Eliud Kipchoge’s reign as the king of the London Marathon came to a shock end as Shura Kitata emerged from the rain and the gloom to become the new champion, after Brigid Kosgei had earlier successfully defended her women’s title.
In a stunning upset Kipchoge, who had won all his previous four London Marathons and had not lost over the distance in seven years, dropped alarmingly off the pace around the 22-mile mark. The 35-year-old world record holder had no answer as a seven-strong lead group edged away from him, and he ended up finishing eighth.
Instead the title was up for grabs and it was the Ethiopian Kitata who snatched it in 2hrs, 5min 41sec, pipping Kenya’s Vincent Kipchumba on the line after a thrilling sprint finish.

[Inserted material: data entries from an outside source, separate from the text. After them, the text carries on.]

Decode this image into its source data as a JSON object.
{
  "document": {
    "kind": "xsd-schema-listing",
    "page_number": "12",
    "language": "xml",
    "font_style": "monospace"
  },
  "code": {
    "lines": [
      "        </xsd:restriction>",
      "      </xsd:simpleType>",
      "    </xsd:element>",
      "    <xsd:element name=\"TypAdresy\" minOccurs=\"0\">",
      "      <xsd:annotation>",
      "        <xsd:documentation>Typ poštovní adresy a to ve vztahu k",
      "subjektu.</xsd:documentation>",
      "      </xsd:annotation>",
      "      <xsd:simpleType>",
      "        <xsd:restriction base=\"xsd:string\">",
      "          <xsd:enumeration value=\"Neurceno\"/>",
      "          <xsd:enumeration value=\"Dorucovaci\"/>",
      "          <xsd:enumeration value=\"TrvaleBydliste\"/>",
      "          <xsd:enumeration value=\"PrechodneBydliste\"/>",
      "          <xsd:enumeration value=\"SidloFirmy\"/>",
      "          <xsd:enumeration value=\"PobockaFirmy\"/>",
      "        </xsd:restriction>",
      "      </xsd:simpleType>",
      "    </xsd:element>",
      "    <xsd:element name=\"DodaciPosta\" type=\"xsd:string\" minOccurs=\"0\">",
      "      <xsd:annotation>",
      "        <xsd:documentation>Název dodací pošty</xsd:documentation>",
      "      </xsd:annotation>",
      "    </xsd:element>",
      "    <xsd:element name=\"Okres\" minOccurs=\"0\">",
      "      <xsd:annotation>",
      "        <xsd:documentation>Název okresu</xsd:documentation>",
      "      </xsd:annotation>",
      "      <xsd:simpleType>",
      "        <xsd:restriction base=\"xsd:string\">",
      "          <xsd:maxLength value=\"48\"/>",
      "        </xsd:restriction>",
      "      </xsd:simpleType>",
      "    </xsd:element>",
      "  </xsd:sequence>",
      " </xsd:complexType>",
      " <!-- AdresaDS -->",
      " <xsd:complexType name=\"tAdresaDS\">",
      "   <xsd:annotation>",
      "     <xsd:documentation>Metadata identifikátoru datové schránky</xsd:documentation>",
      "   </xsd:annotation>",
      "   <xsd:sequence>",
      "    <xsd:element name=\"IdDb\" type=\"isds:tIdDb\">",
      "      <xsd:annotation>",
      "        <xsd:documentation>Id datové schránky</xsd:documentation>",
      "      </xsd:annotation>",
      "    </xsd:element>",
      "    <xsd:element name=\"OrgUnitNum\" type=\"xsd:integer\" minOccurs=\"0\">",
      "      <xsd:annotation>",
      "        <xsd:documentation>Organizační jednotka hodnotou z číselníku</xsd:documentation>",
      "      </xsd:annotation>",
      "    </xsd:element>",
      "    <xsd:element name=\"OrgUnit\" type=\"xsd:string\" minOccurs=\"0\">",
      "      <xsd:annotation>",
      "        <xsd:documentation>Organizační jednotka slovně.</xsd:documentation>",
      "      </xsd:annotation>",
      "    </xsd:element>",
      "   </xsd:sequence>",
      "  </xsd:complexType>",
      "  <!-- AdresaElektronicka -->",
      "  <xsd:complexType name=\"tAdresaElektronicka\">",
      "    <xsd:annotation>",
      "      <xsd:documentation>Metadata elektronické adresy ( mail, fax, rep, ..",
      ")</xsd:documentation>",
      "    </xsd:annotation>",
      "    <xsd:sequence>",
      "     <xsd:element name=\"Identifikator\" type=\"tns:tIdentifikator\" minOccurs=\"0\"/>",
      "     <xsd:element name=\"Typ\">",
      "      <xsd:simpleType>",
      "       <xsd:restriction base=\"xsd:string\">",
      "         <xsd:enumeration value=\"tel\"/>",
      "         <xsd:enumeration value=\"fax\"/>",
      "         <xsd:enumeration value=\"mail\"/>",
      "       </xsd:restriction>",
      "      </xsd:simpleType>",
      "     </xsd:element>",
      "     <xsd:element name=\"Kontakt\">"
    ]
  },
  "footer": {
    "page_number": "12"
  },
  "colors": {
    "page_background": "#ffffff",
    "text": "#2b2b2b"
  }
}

A faster race was predicted due to the nature of the course – 19.7 laps of St James’s Park rather than the traditional street route – but the incessant rain and chilly temperatures put paid to that. With Kipchoge’s great rival Kenenisa Bekele, the second fastest marathon runner in history, missing through injury the stage looked set for a fifth victory for the Kenyan.
But despite the slow pace he came up short and Kitata took full advantage, as Kipchoge was beaten for the first time since he came second in Berlin in 2013.
In the morning’s women’s race Kosgei comfortably won her duel with her fellow Kenyan Ruth Chepngetich, the world champion, who was eventually pipped for second by Sarah Hall of the USA.
Kosgei broke for home with seven miles to go leaving Chepngetich, who had looked the stronger in the middle stages of the race, far behind. The pair were a minute ahead of their nearest challenger at the halfway mark, and looked on course to trouble the women’s-only world record of two hours 17 minutes and one second.
But as the rain began to fall harder the pace slowed and Kosgei eventually crossed the line in 2:18.58, almost five minutes outside her world record set in Chicago last year. “The weather was not good so we struggled,” said Kosgei. “I struggled up to the moment I finished. We have not prepared well due to the pandemic. I will be prepared for good results next year.”
A tiring Chepngetich was caught by a stunning late charge from Hall, who overtook her with only a few strides remaining.
There was disappointment for the two big British hopefuls, Lily Partridge and Steph Twell, who both pulled out well before the finish. The British title instead went to Natasha Cockram, who finished outside the Olympic qualifying mark in 2:33.19, four seconds ahead of Naomi Mitchell.
The race, originally scheduled to be run in April, was adapted to 19.7 laps of St James’s Park rather than the traditional street route, and was restricted to elite runners only, due to the coronavirus pandemic.
• Sean Ingle’s full race report to follow